The job is to find each line in the entries holding the string "content" and copy that line.

[Entries from a dataset of interfaces]
___
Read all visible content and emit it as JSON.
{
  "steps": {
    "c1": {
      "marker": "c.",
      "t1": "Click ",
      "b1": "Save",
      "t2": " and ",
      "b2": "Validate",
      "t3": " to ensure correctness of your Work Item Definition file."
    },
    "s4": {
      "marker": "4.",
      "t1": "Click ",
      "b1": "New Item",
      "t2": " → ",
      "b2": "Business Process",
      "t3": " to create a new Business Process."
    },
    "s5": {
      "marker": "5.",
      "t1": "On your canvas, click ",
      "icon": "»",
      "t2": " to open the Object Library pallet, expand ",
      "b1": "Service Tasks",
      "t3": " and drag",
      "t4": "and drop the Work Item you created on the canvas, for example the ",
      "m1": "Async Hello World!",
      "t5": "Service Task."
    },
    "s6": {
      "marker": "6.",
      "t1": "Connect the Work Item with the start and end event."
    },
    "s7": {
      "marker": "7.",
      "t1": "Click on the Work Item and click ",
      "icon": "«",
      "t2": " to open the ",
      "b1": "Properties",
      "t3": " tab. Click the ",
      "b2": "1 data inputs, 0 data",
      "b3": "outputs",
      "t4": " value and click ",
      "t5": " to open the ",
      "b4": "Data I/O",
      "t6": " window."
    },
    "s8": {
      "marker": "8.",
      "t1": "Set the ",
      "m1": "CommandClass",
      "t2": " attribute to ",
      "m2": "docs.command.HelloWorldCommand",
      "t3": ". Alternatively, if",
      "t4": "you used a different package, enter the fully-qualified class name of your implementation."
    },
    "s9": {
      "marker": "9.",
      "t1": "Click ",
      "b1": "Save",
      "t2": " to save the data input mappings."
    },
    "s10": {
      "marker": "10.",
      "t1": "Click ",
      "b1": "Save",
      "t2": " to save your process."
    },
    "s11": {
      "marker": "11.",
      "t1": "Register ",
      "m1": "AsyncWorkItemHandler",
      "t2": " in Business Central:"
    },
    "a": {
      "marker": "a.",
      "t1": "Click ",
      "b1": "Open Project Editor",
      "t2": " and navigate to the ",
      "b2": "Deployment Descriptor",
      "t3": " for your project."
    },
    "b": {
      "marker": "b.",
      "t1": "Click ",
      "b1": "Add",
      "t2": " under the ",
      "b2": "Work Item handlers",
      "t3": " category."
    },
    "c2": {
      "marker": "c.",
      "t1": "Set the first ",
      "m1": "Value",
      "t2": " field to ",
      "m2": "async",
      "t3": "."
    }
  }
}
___
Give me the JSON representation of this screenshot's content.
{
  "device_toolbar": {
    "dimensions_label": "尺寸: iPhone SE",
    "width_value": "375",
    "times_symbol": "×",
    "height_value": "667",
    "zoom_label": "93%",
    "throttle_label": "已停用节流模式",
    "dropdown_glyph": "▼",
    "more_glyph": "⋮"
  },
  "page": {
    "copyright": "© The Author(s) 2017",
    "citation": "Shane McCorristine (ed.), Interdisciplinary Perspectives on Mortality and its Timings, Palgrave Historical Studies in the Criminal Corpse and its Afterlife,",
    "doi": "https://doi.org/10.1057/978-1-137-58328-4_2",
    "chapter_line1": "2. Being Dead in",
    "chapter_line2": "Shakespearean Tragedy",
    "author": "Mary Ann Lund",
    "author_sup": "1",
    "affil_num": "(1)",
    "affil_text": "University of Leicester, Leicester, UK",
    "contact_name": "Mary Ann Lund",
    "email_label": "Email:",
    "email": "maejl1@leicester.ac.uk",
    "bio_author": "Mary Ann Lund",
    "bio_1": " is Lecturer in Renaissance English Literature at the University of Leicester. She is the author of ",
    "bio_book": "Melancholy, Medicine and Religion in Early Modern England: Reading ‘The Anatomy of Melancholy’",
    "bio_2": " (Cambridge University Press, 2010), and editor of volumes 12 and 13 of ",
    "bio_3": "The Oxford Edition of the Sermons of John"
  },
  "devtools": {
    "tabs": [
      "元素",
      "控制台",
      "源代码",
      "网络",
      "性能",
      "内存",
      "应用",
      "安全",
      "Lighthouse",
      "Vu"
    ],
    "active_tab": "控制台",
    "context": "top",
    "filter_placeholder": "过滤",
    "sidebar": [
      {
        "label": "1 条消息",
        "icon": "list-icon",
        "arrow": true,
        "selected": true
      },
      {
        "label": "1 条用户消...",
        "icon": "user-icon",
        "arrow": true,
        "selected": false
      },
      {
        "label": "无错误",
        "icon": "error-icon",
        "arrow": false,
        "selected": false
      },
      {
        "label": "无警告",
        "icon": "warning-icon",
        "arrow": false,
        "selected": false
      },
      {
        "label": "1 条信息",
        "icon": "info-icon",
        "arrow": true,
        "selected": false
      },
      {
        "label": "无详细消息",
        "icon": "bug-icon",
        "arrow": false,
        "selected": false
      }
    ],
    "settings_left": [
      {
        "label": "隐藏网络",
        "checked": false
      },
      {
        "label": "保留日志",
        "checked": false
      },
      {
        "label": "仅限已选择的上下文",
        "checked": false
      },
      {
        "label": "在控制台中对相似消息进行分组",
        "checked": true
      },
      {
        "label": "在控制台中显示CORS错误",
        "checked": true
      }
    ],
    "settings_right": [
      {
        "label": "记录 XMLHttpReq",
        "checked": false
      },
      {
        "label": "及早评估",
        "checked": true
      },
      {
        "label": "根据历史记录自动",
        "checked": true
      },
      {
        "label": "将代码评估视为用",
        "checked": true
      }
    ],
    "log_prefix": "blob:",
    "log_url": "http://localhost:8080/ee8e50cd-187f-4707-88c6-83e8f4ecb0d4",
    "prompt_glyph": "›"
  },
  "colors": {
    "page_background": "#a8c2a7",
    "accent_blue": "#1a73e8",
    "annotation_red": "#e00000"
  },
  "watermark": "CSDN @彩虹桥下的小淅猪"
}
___
**Reply to the task**:
Read all visible content and emit it as JSON.
Give me the JSON representation of this screenshot's content.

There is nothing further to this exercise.